Seán Hewitt, born in 1990, realised that he was gay at a very early age. ‘A kind, large woman’ who was babysitting him told him that it was wrong. ‘I was perhaps only six or seven at the time, but she knew. I knew it too. It was as if she had peered into the deep, secret part of my soul and seen what I was hiding.’
Alongside the precocious knowledge came desperate attempts to conceal the truth. Hewitt adopted alien ways of being: ‘I regulated myself; I policed myself.’ As an adolescent, he spread rumours about his exploits with girls. He even watched heterosexual porn on the sitting room television in the hope that his classmates would spot him from the street. By the time he went to university his armour was so deeply embedded that it was indistinguishable from his skin.
All Down Darkness Wide is his account of his quest for an authentic life. It is poignant and painful, rigorous and sensual, focussing on the four people who helped him on his journey to selfhood. Two are lovers: Jack, a PhD student, whom he first visits for a troilist tryst in Cambridge; and Elias, a Swedish backpacker, whom he meets in Colombia. Two are poets: Gerard Manley Hopkins and Karin Boye.
None of these guides and guardians lived untroubled lives. Both Hopkins and Boye died in their early forties. Hopkins, unable to express his love for men, was wracked with guilt about his desires and the particular sacrilege of eroticising ‘the muscular body of Christ on the crucifix’. Boye’s romantic life was convoluted. Her suicide was followed within days by that of her long term partner Margot. Then, weeks later, Anita, the woman for whom she’d left Margot, succumbed to cancer. Likewise, Jack died in his mid-twenties and Elias suffered from clinical depression. Nevertheless, out of all this pain, Hewitt has forged a life-enhancing memoir.

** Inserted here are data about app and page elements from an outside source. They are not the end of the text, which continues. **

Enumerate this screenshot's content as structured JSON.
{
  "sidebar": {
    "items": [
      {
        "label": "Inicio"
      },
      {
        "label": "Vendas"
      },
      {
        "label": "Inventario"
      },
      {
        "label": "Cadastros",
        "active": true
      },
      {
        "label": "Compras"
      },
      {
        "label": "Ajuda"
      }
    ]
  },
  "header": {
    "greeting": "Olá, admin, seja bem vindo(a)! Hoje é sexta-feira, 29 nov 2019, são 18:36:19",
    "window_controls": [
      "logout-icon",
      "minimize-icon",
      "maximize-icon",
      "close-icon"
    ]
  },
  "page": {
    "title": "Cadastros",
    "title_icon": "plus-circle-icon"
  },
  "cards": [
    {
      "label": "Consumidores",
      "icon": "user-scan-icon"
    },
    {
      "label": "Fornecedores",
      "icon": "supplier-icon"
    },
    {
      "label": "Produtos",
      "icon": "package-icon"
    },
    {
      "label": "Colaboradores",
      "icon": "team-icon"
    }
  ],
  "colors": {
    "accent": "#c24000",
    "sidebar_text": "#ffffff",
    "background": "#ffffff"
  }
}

Its main focus is Elias, who at first seems to be Hewitt’s romantic ideal, his spontaneity and athleticism being everything that he himself lacks. When Elias returns his affection, Hewitt feels ‘as though I had pulled some figment of a dream back into real life with me’. He moves to Elias’s home town of Gothenburg, where the dream soon turns sour. Elias becomes increasingly withdrawn, and on his 27th birthday attempts suicide. He is saved, and for the next three years Hewitt’s life is both devoted to his care and dominated by the fear that he will try again, this time successfully.
Hewitt is unsparing in his depiction of the maelstrom of emotions experienced in looking after someone with depression: someone who ‘was both the man I loved and the person who wanted to kill the man I loved’. He acknowledges the selfish element in his need for Elias to be cured: ‘The two of us were so intertwined, our lives by this point so intimately connected, that I couldn’t survive the losing of him.’ When they ultimately split up, he plunges into a cycle of fleeting, anonymous encounters, until, recognising their futility, he loses ‘the desire for what is dangerous’ and discovers a new strength within himself.

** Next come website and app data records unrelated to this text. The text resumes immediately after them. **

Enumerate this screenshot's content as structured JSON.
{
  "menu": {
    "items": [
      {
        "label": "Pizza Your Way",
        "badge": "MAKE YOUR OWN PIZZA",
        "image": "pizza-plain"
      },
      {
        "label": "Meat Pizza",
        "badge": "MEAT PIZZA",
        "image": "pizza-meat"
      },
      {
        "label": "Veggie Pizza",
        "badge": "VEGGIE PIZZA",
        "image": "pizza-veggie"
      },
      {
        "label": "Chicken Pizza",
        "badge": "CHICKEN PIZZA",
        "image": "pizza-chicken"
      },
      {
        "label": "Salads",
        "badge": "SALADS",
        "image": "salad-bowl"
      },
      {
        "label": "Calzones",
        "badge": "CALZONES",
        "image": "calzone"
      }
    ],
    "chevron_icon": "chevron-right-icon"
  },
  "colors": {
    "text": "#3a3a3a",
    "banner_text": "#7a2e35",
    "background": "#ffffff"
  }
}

Hewitt goes on to have a successful career as a poet and academic. He gives no hint of what became of Elias, which, while it may be for reasons of discretion, is frustrating to the reader who has invested so much in his story. That apart, this book stands alongside Mark Doty’s Heaven’s Coast as an outstanding chronicle of a gay poet’s journey of self-discovery.